General Electric Co GE-N on Tuesday trimmed its full-year profit forecast after reporting a decline in third-quarter earnings, primarily due to higher warranty and related reserves at its renewable energy business.
The company, however, reported much higher-than-expected free cash flow. Its quarterly revenue also topped Wall Street’s estimates.
GE’s shares were down about 1.8 per cent at $72.02 in midday trade.
The company, which is in the process of breaking up into three companies, is facing challenges at its onshore wind business. The unit, which is the largest of GE’s renewable businesses, has been battling higher raw material costs due to inflation and supply-chain pressures.
In the United States, which has been GE’s most profitable onshore wind market, policy uncertainty following the expiry of renewable electricity production tax credits last year has hurt demand, contributing to a 15 per cent year-on-year drop in renewable energy revenue in the September quarter.

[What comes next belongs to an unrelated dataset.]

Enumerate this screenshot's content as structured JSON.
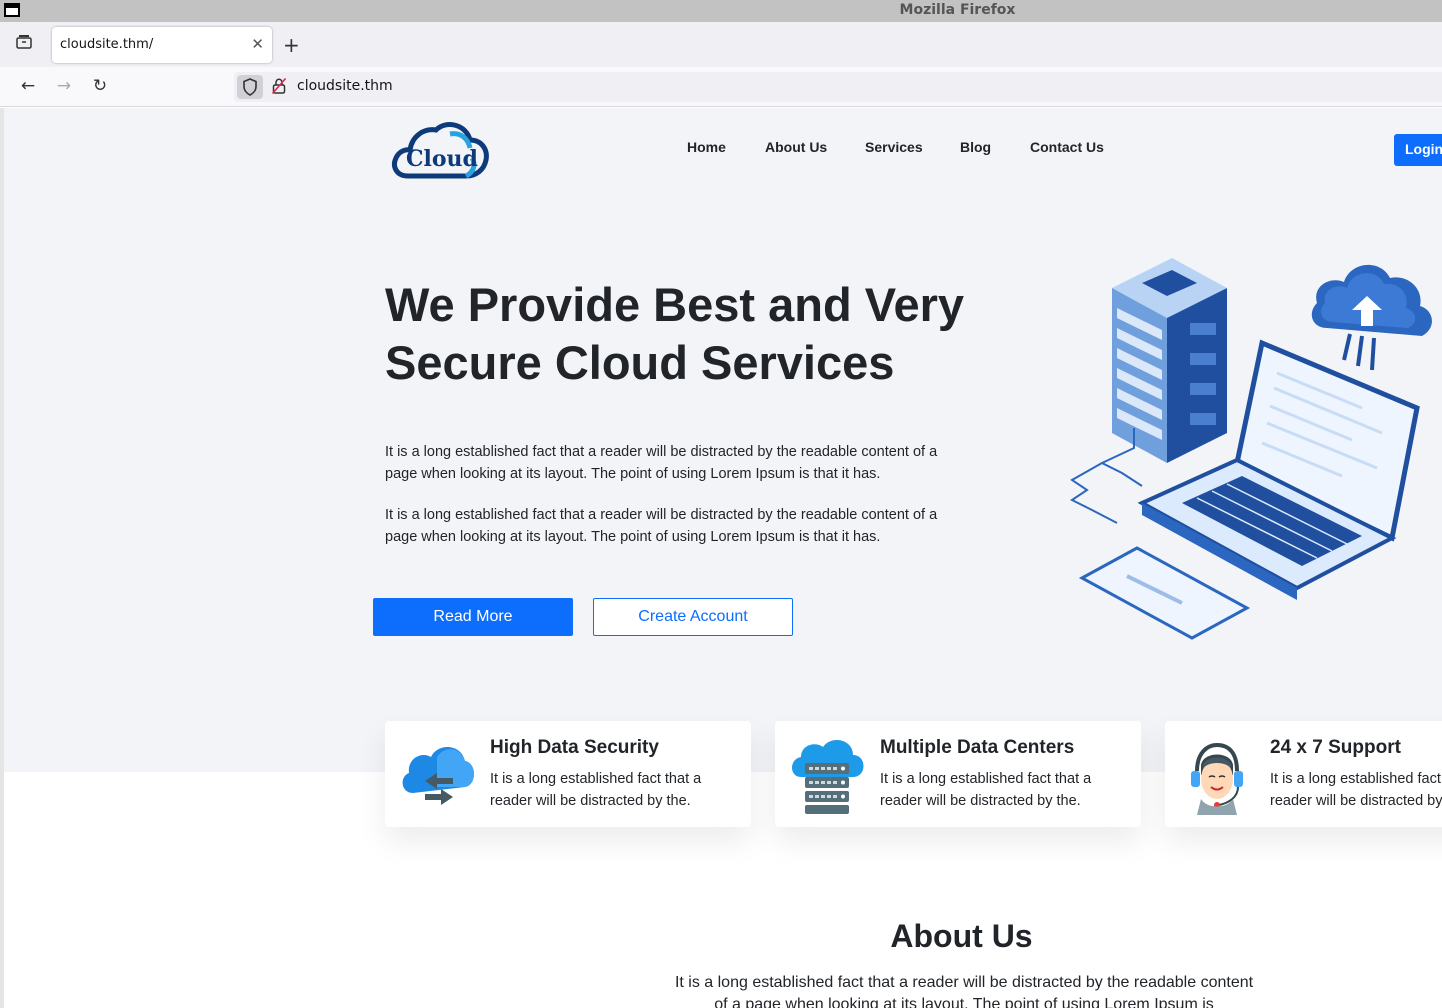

Chief Executive Larry Culp said onshore wind is “the battleground” for the company as it aims to make its renewable business profitable in 2024.
Although the restoration of the tax credit for wind projects in the United States is expected to give a boost to demand in medium to long-term, GE expects renewable energy losses of about $2-billion this year.
“Near term, customers continue to defer investments into the future,” Chief Financial Officer Carolina Dybeck Happe said on earnings call.
The company will reduce global head count at its onshore wind unit by about 20 per cent as part of a plan to restructure and resize the business. In an interview with Reuters, Culp said the cuts will take place over the next 12 months.
The restructuring will also affect jobs at its renewable energy unit’s headquarters, he said.
As it prepares to split into three independent businesses, GE is looking to slash corporate costs. The company said corporate restructuring along with cuts at renewable energy business will cost $1.3-billion and generate $950-million in annualized savings.
GE said it is seeing “early signs” of improvement in supply-chain problems and is getting better at passing along the increased costs to customers.
Still, supply-chain and macro pressures shaved off 4 percentage points from its overall revenue in the September quarter.
GE reiterated that demand at its aviation unit is expected to remain strong, resulting in more than 20 per cent revenue growth. The company reported double-digits increase in jet engine deliveries since the second quarter.
The Boston-based industrial conglomerate now expects adjusted profit in 2022 in the range of $2.40 to $2.80 per share, compared with $2.80 to $3.50 estimated earlier.
It reported an adjusted profit of 35 cents a share, lower than a profit of 53 cents a share last year. Excluding a $500-million warranty and related reserves at its renewable energy business, quarterly profit would have been 75 cents a share.
Free cash flow in the September quarter came in at $1.19-billion, much higher than its previous estimate.